Contentment has always been somewhat of a mystery to me. Since I was in high school, all I wanted was to be happy. For years that meant living for the next thing. The next boyfriend. The next dance. The next academic achievement. The next holiday. The next concert. Eventually those things weren’t enough. I needed the next stage of life – college, a good job, marriage, health, kids, a house, financial stability, etc. The list goes on and on. Because nothing ever manages to fulfill the way you think it will.
I’ve rarely met a situation that didn’t leave me disappointed. Every event I’ve looked forward to had an ounce of hollowness to it. A feeling of is that all?
It’s strange that it took losing almost everything I ever wanted to find contentment. I lost my marriage. Something I put my identity into, my heart and my soul were invested into loving that man. I nearly lost myself in the process of loving and losing him. For a while I thought I might lose being a stay at home mom, and even though I’m privileged to work from home, my life is still a far cry from my days as a carefree homemaker. I lost my house, my neighborhood, and my standard of living. I lost my ministry and my ability to be a hostess, no longer able to create safe places in my home for others. I lost my mind for a while. Grief really does drive you mad. And yet in those days and months that I found myself losing everything, I was content.
It’s easy to cling to Jesus as your one and only when he is the only thing that isn’t failing you.
But life has a way of righting itself after a disaster. I have a new home, a new way of life and pattern of living. I’ve grown accustomed to being alone in the evenings and to parenting on my own. I’ve fallen in love again and am starting a new life with a godly man who makes me incredibly happy. I have a modest income and God has provided beyond my imagination in my times of need. I’ve found strength and grown in who I am. I have deeper friendships than I ever imagined. In short, I’m happy.

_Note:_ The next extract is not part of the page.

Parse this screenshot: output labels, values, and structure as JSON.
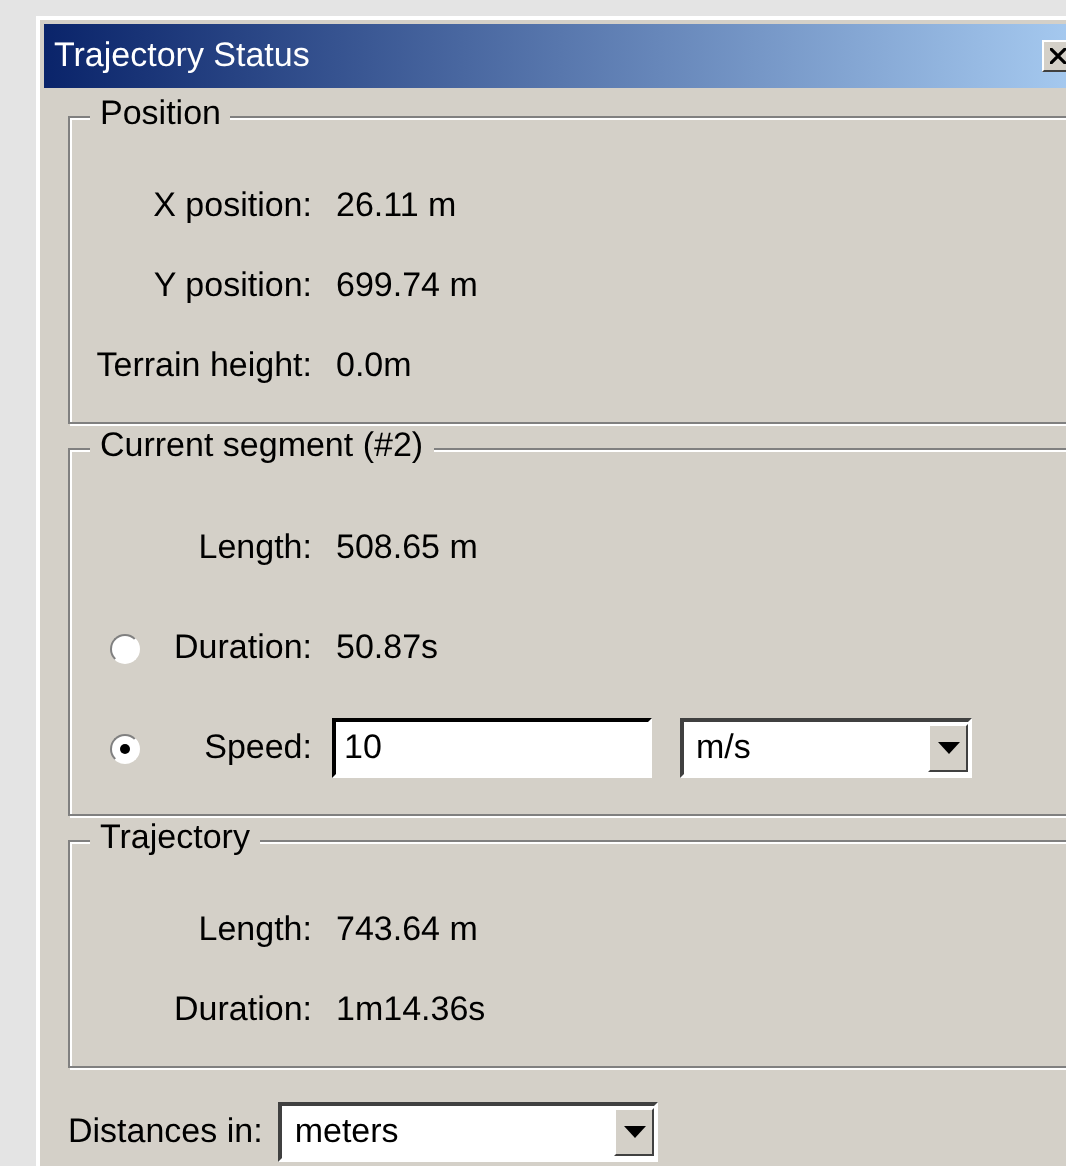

And yet I find that old familiar companion slowly creeping back into the corners of my life. Discontentment. I know that “blah” feeling well. That feeling of, what’s next?

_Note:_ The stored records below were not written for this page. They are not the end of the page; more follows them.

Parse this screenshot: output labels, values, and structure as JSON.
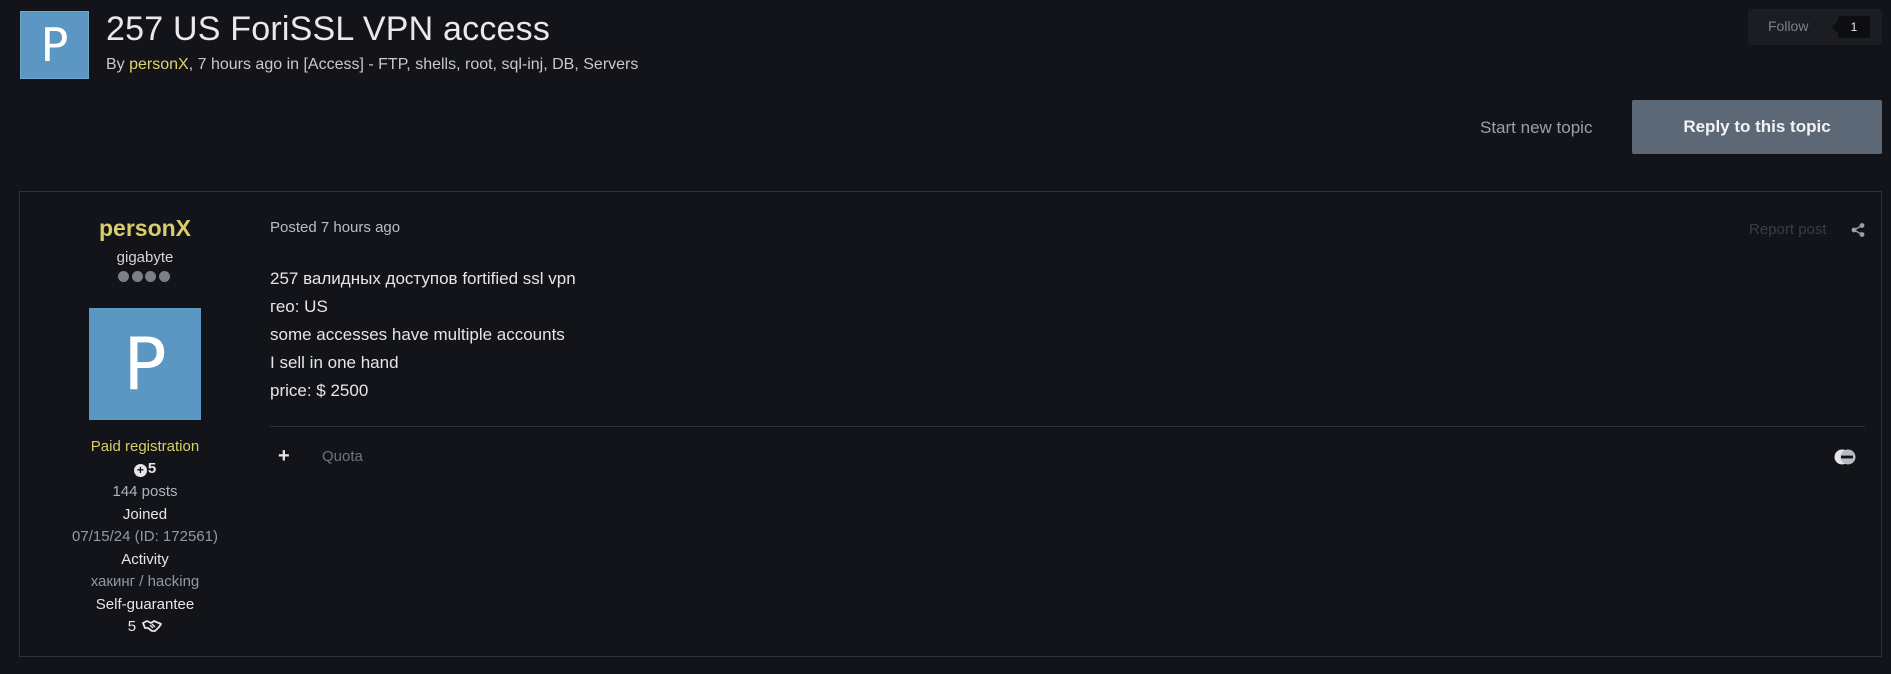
{
  "header": {
    "avatar_letter": "P",
    "title": "257 US ForiSSL VPN access",
    "byline_prefix": "By ",
    "byline_author": "personX",
    "byline_suffix": ", 7 hours ago in [Access] - FTP, shells, root, sql-inj, DB, Servers",
    "follow_label": "Follow",
    "follow_count": "1"
  },
  "actions": {
    "start_new_topic": "Start new topic",
    "reply": "Reply to this topic"
  },
  "author": {
    "name": "personX",
    "title": "gigabyte",
    "rank_pips": 4,
    "avatar_letter": "P",
    "group": "Paid registration",
    "reputation": "5",
    "posts": "144 posts",
    "joined_label": "Joined",
    "joined_value": "07/15/24 (ID: 172561)",
    "activity_label": "Activity",
    "activity_value": "хакинг / hacking",
    "guarantee_label": "Self-guarantee",
    "guarantee_value": "5"
  },
  "post": {
    "posted": "Posted 7 hours ago",
    "report": "Report post",
    "lines": [
      "257 валидных доступов fortified ssl vpn",
      "гео: US",
      "some accesses have multiple accounts",
      "I sell in one hand",
      "price: $ 2500"
    ],
    "multiquote_icon": "plus-icon",
    "quote_label": "Quota"
  },
  "colors": {
    "background": "#121419",
    "author_accent": "#d8cd6a",
    "reply_button": "#5c6876",
    "avatar": "#5b97c2"
  }
}
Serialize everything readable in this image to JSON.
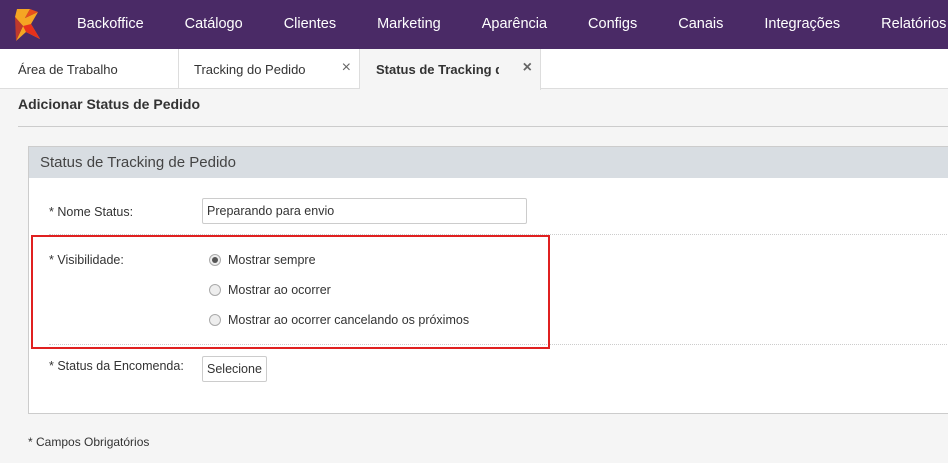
{
  "topnav": {
    "brand_color": "#4a2a66",
    "logo_icon": "x-logo-icon",
    "items": [
      {
        "label": "Backoffice"
      },
      {
        "label": "Catálogo"
      },
      {
        "label": "Clientes"
      },
      {
        "label": "Marketing"
      },
      {
        "label": "Aparência"
      },
      {
        "label": "Configs"
      },
      {
        "label": "Canais"
      },
      {
        "label": "Integrações"
      },
      {
        "label": "Relatórios"
      }
    ]
  },
  "tabs": [
    {
      "label": "Área de Trabalho",
      "closable": false,
      "active": false
    },
    {
      "label": "Tracking do Pedido",
      "closable": true,
      "active": false
    },
    {
      "label": "Status de Tracking do Pe",
      "closable": true,
      "active": true
    }
  ],
  "page": {
    "title": "Adicionar Status de Pedido"
  },
  "panel": {
    "header": "Status de Tracking de Pedido",
    "nome_status": {
      "label": "* Nome Status:",
      "value": "Preparando para envio"
    },
    "visibilidade": {
      "label": "* Visibilidade:",
      "options": [
        {
          "label": "Mostrar sempre",
          "checked": true
        },
        {
          "label": "Mostrar ao ocorrer",
          "checked": false
        },
        {
          "label": "Mostrar ao ocorrer cancelando os próximos",
          "checked": false
        }
      ]
    },
    "status_encomenda": {
      "label": "* Status da Encomenda:",
      "button": "Selecione"
    }
  },
  "footnote": "* Campos Obrigatórios",
  "close_glyph": "×"
}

Turns out, it’s harder to cling to Jesus when life is pretty great.
But it’s so incredibly necessary. Putting my hope for happiness in my future marriage will doom it to failure. It will place an incredible burden on my fiancée to be my everything. Relying on finding fulfillment in my career will only leave me feeling empty and cause me to strive ever more for the next achievement. Resting in creating a comfortable home with happy children will cause me to resent every aspect of my day that conflicts with those ideals.

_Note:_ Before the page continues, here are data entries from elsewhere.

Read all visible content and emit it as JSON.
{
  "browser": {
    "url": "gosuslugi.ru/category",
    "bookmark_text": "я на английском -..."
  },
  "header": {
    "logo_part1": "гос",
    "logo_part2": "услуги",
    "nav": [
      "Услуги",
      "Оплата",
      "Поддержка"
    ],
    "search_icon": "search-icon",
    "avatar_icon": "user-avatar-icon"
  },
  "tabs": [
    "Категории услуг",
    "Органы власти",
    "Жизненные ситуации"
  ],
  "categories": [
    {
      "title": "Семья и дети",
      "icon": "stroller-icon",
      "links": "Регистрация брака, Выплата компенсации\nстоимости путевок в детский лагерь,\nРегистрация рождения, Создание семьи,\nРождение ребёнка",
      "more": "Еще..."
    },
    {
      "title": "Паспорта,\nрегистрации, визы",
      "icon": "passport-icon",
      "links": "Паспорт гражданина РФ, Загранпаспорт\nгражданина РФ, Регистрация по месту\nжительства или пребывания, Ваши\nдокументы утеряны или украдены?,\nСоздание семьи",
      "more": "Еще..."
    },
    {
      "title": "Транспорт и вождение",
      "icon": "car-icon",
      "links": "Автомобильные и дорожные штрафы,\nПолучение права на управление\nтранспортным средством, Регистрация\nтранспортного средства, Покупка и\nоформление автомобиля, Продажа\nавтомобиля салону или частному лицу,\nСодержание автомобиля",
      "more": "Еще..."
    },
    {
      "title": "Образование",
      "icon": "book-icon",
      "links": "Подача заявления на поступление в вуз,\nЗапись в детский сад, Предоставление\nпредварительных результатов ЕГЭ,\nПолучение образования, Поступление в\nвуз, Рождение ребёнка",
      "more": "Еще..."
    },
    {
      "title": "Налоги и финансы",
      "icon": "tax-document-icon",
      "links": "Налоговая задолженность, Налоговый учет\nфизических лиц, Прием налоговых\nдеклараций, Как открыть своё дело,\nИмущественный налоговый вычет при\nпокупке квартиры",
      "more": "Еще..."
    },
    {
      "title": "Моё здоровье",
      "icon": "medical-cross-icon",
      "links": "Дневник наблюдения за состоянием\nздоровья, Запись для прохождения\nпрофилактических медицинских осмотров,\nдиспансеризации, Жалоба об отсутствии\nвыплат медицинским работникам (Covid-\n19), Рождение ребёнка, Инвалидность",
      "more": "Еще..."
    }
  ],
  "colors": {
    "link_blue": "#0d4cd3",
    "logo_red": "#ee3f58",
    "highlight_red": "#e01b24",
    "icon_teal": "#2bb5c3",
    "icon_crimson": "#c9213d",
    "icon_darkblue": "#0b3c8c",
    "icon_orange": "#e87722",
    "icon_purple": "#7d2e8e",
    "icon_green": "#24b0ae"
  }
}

Clearly this world is not my home and it will never be able to give me meaning and purpose the way I want it to. It cannot. Only Jesus. Ever and only Jesus.
I learned how to immerse myself in Jesus when my life was hard, so how do I enjoy Jesus when my life is good? How do I enjoy the good gifts of the Creator without expecting them to actually make me happy? How do I get off the endless cycle of looking to the next big thing? I honestly don’t know. But I have an inkling it has a lot to do with gratitude. Because the heart of discontentment is saying, “this isn’t enough, I want more.” That sounds a lot like ingratitude to me.
When I work five jobs to make ends meet for my children and decide to splurge on a gift for them, it hurts my heart immensely when they ask for more. Don’t they know? Can’t they see how much I’m sacrificing for them and how hard I’ve worked for this one little thing? More than just lacking thankfulness, it makes me feel like they don’t understand my love. Could it be the same with Jesus? When we focus on the gift and all the ways it seems to be lacking, does it say something about how we view God? Instead of focusing on the gift and trying to muster up a list of “ten things I like about this thing”, what if I spent my time reflecting on how this gift is a symbol of God’s love for me?
Every gift from God says something about my relationship with him. The gift of suffering shows his desire to be close to me, to help me rely on him only and worship no other gods before him. The gift of children shows his desire to teach me about the way he loves his children. The gift of hunger or lack shows me how he provides eternally satisfying water and food. The gift of marriage shows me a picture of how Christ loves the church. Each gift says something about Jesus.
There are so many names for God in the Old Testament, each with a slight nuance: God of peace, God who provides, God who heals, etc. Instead of getting stuck in a cycle of “never enough”, what if each gift pointed me back to the God who is always enough? Always loving, always teaching, always patient, always kind. May my lack of fulfillment in the things of this world constantly move me towards the one person who always satisfies.
Every moment of discontentment is an opportunity for praise. Every time a gift doesn’t satisfy or circumstances don’t bring complete and utter joy, it’s a chance to worship. I’m thankful for the unsettled feeling that accompanies my happiest moments because they offer me Jesus. Ever and only Jesus.